RE: 10 Year Anniversary of the Right to Food Guidelines

Flavio Valente FIAN International - Co-facilitator of the discussion
06.06.2014

Dear contributors,

The online discussion on the 10 Year Anniversary of the Right to Food Guidelines is now over and I would like to thank you all for the ideas, insights, and experiences you shared which enriched the discussion.

We received 32 contributions from 23 countries representing every region of the world. Your input will serve to further the discussion and inform the debate evaluating the progress of the Voluntary Guidelines on the Right to Food during the 41st Session of the Committee on World Food Security (CFS).

The current CFS agenda item proposes a look back at the progress made by the Guidelines over the last ten years, including a review of the lessons learned, the existing gaps and challenges, and a discussion of future plans. The contributions made to this forum have helped us gain a better understanding of the perspective of civil society on these issues, highlighting many points of agreement, including:

  • The view that the Guidelines serve as a valuable monitoring tool;
  • The concern about the lack of effective accountability mechanisms; and
  • The call for increased coherence of policies with human rights standards.

This process also highlighted areas of divergence, such as:

  • Disagreement regarding whether the right to food movement should align itself with more reformist tendencies (i.e. support for initiatives on the “right to be free from hunger”, such as the International Food Security Treaty) or with more progressive ideologies (i.e. “the right to food sovereignty”); and
  • The extent to which the non-binding nature of the Guidelines contributes to their ability to serve as a useful tool for the governments and civil society actors who make use of them.

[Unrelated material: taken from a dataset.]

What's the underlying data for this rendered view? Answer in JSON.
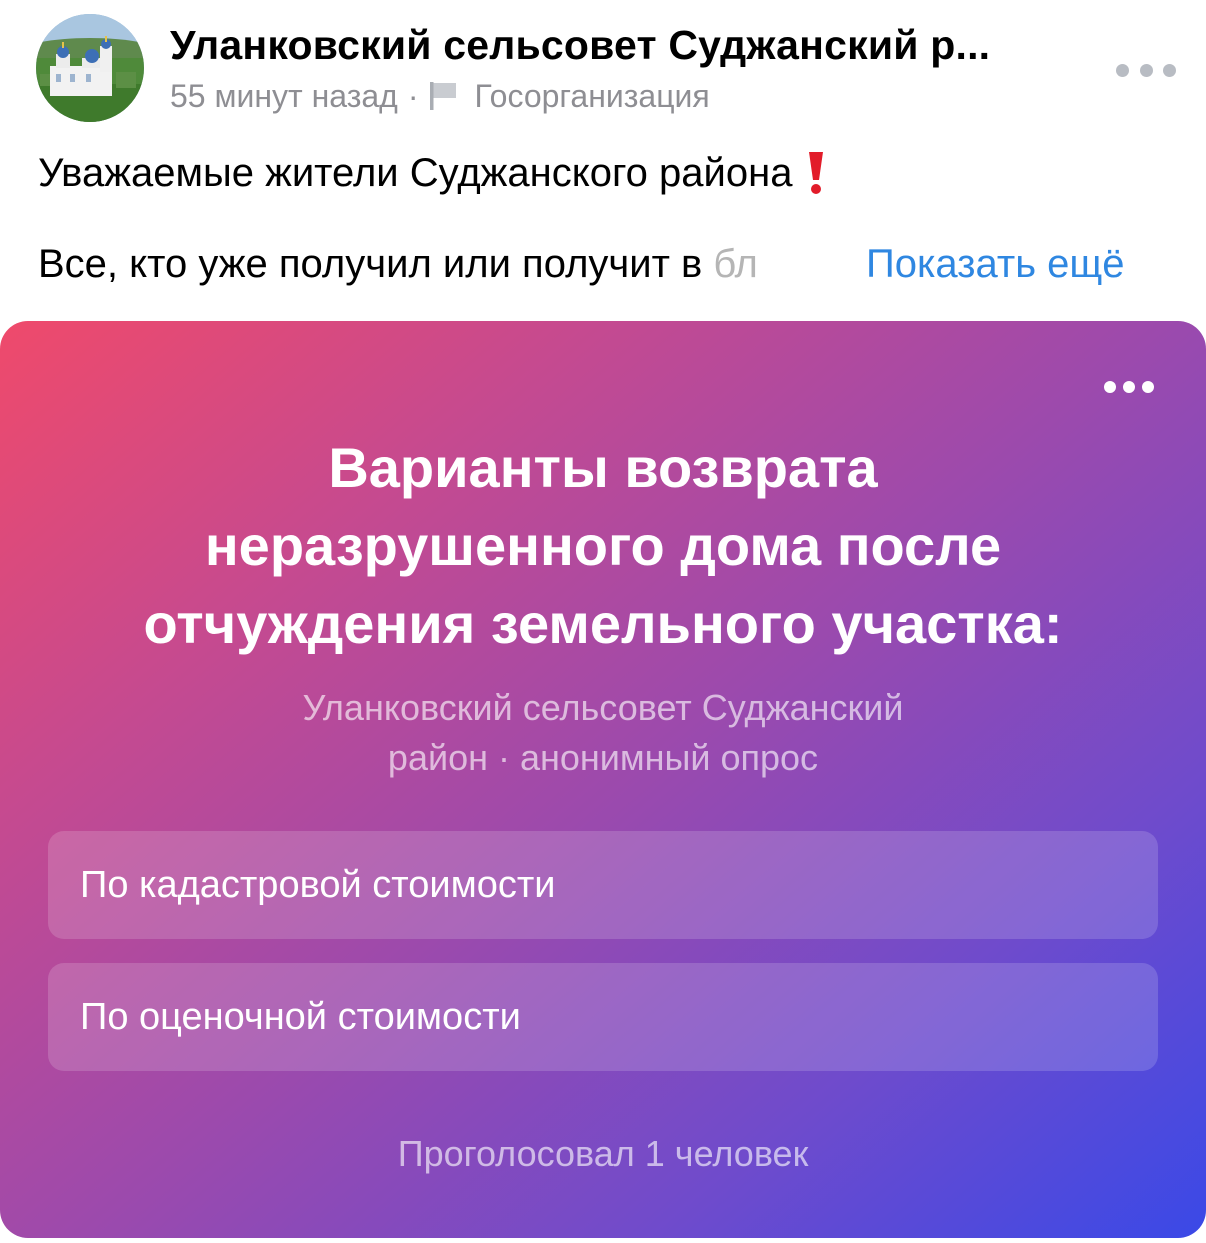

We appreciate the concrete examples of successes, including the constitutional recognition of the right to food and the institutionalization of successful food security and nutrition policies around the world.

We are also grateful for those who contributed notes on technical practicalities, including the difficulties arising from the availability of the document in only three languages, and the potential lack of accessibility of the Guidelines to non-experts.

Your contributions will provide valuable input into a civil society synthesis paper addressing these issues, to be presented during the CFS session.

Thank you again for your time and thoughtful contributions.

Best regards,

Flavio